Mixing politics and religion is fraught with such risk. My personal opinion is that Dr. Dobson tries to stride back and forth between the two a little too much, and that has landed him in this hole. No doubt the pending Romney candidacy will force him to come out on one side or the other. I care less about which candidate he endorses in the end than I do that he risks compromising both his faith and his political power acting in the fashion that he has. It's just a bad model for how Evangelicals ought to do politics, at least on this issue.

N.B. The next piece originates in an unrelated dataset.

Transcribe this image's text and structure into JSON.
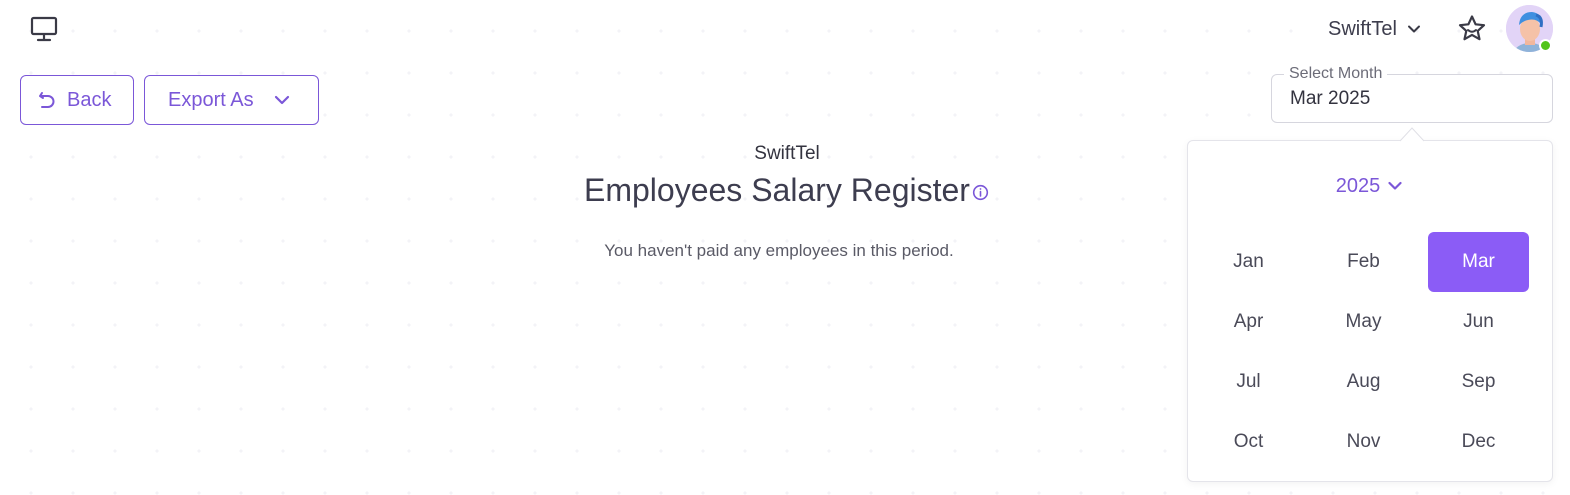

Lowell adds: Actually, I do not have much to add. John and I were involved in several fascinating on-line discussions, not only between ourselves but with others, while this post was being researched and written– and it was written with great care. Although the underlying theological issues are intense and fascinating, for the most part I think this is a discussion that needs to take place among Evangelicals. As a Mormon, I'll stay out.
Apart from that discussion, I think (and I believe John agrees) that the most important immediate question is: What impact will the Dobsons' statements and actions, and similar events, have on 2008 presidential politics? Will a substantial portion of the conservative Republican base withhold support from a perfectly worthy conservative Republican candidate simply because they find his membership in the Church of Jesus Christ of Latter-day Saints unacceptable? We think the answer to the latter question will be no, but the issue is still playing out. Our hope is that the discussions here will contribute positively to that debate.
[tags]James Dobson, National Day of Prayer, Shirley Dobson, Seventh Day Adventist, Mormon, Evangelical, Focus on the Family, voting, presdident, Mitt Romney, Laura Ingraham[/tags]